The Green Market (Kok Bazaar in Kazakh, Zelyoniy Rynok in Russian) is situated in the rectangle bordered by Zhibek Zholy, Pushkin St, Makatayev St and Kaldayakov St. It is one of the city's classic Central Asian landmarks, and is an essential destination for visitors- those who do not go can barely claim to know Almaty. Hundreds of stands offer everything you can only imagine. In the main hall, dried and fresh fruits and vegetables are displayed picturesque manner; massive heaps of meat and offal from a variety of animals are in huge amounts; and roots and herbs, honey and flowers spread seductive odours reminiscent of of A Thousand and One Nights. Korean salads, fish and caviar compete with turtles and confetti. The market cries of the colourfully dressed women selling fruit and the butchers in their bloodstained overalls are remarkable. Outside, you can find drinks and ice cream, felt socks and CDs, bread and tools, workshops where anything can be repaired, key cutting services and money changers, babushkas selling old personal items, and beggars.

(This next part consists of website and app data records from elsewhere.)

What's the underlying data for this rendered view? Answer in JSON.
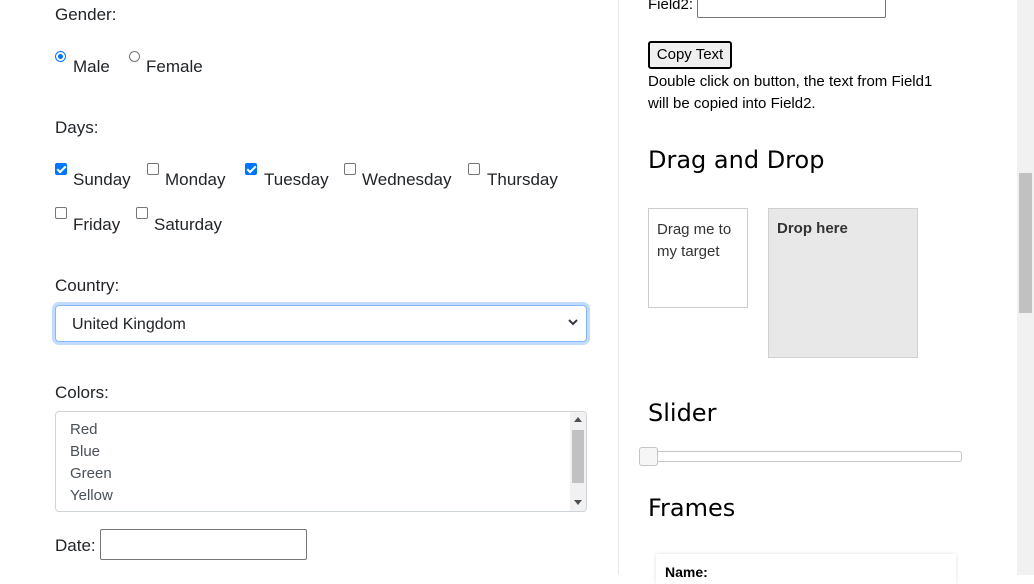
{
  "form": {
    "gender_label": "Gender:",
    "gender_options": [
      {
        "label": "Male",
        "checked": true
      },
      {
        "label": "Female",
        "checked": false
      }
    ],
    "days_label": "Days:",
    "days": [
      {
        "label": "Sunday",
        "checked": true
      },
      {
        "label": "Monday",
        "checked": false
      },
      {
        "label": "Tuesday",
        "checked": true
      },
      {
        "label": "Wednesday",
        "checked": false
      },
      {
        "label": "Thursday",
        "checked": false
      },
      {
        "label": "Friday",
        "checked": false
      },
      {
        "label": "Saturday",
        "checked": false
      }
    ],
    "country_label": "Country:",
    "country_selected": "United Kingdom",
    "colors_label": "Colors:",
    "colors": [
      "Red",
      "Blue",
      "Green",
      "Yellow"
    ],
    "date_label": "Date:",
    "date_value": ""
  },
  "right": {
    "field2_label": "Field2:",
    "field2_value": "",
    "copy_button": "Copy Text",
    "copy_help_1": "Double click on button, the text from Field1",
    "copy_help_2": "will be copied into Field2.",
    "drag_title": "Drag and Drop",
    "drag_text": "Drag me to my target",
    "drop_text": "Drop here",
    "slider_title": "Slider",
    "slider_value": 0,
    "frames_title": "Frames",
    "frame_name_label": "Name:"
  },
  "colors": {
    "accent": "#0075ff",
    "focus_border": "#86b7fe",
    "drop_bg": "#e8e8e8"
  }
}
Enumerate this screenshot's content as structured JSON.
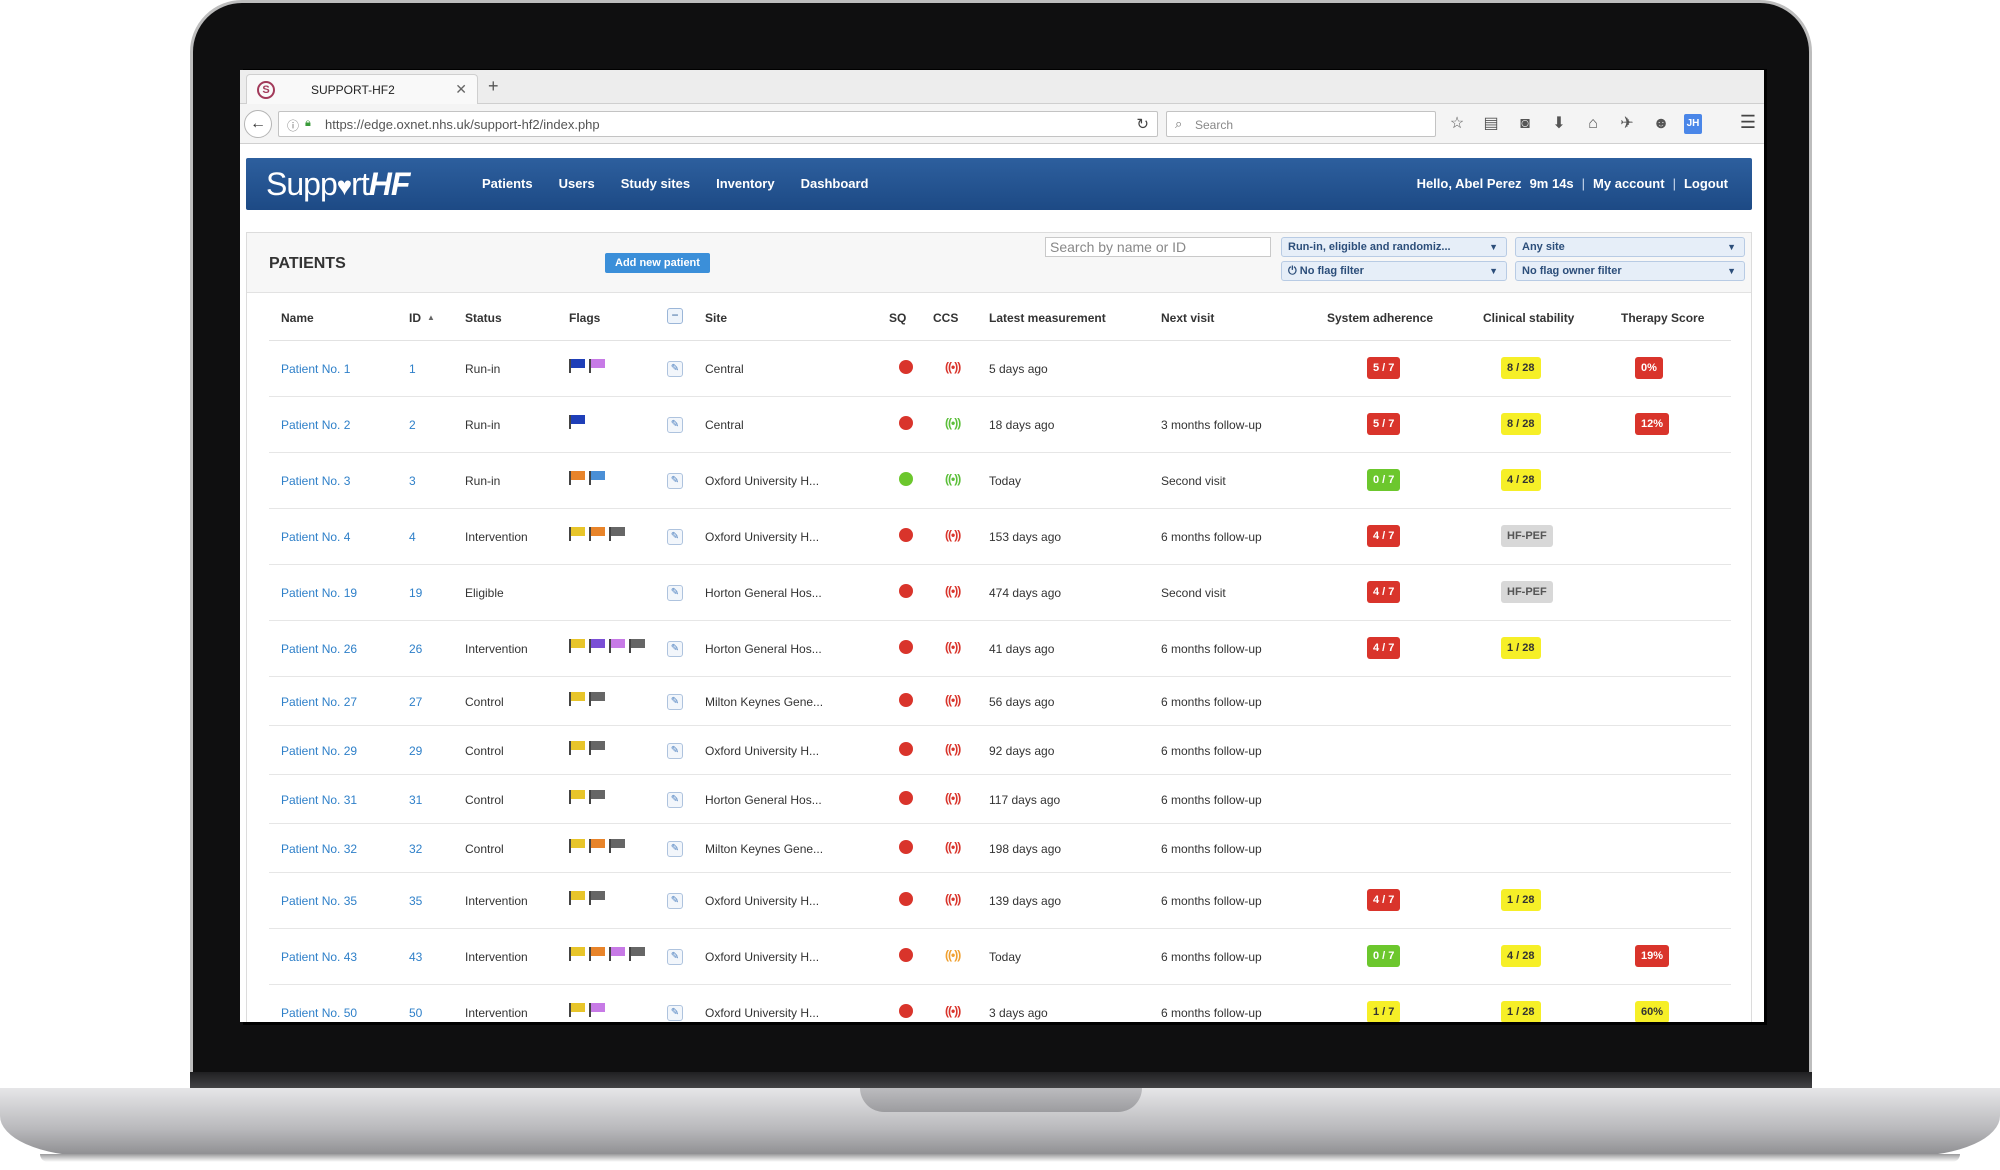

Spurned by the grand and the upwardly mobile as too chilly in winter and somewhat flyblown in summer, the Green Market tends mostly to attract the city's bargain-conscious residents. It struck me as everything a Central Asian market should be. Stall upon stall of dried fruit create a riot of colour set off against billowing linen sheets strung over them to protect the produce from the sun. There are scores of vegetable stands, butchers and wet fish stalls, while in narrow alleys alongside, hundreds of small, open-fronted shops sell shoes, saws, bags of nails, electrical equipment and just about everything else. There are noodle stands and dark corner restaurants and a multitude of horse butchers. The fresh fruit is displayed like jewellery, each piece polished and carefully placed, while spring onions are stylishly trussed in their own stems, and green beans tied neatly in bundles. I first visited the market in summer, but I was later impressed to see the outdoor stalls open for business even in midwinter when old Kazakh women bundled in cardigans and hats sit in the snow, their wares skimpily covered in polythene, as indifferent to the cold as statues.
In Search of Kazakhstan by Christopher Robbins
It's perfectly normal to leave the Green Market heavily laden and considerably lighter in tenge. The market is closed on Mondays. Every citizen of Almaty knows the Barakholka, a kilometre-long stretch on Kuderina Street, parallel to Ryskulova Prospekt. This market offers Asiatic flair, the worst traffic jam in town, abundant merchandise and sensationally modest prices. Traders both inside and outside offer any and everything: food and beverages, clothing, furs, household equipment, building materials, technical equipment, junk and branded goods at wholesale prices or even less. Branded jeans can be bought here for 10 euros, good mountain boots for 12 euros and coats made of karakul fleece for four times that price. It is quite an experience even if you aren't intending to buy anything.
Other markets are found in the outskirts of the city. Most of them specialize in something, for example the market on the corner of Tole Bi St and Mikrorayon Aksay-l offers, apart from fruit, vegetables and other food and beverages, live animals, in particular the popular Central Asian and Caucasian sheepdogs. Closer to the city centre, in the marketplace on the corner of Tole Bi St and Brusilovskovo St, you can find a broad range of furniture and craftwork tools. On the last weekend of each month, the artisans' guild organizes a market of Central Asian handicrafts in front of and within the Zhetisu Hotel.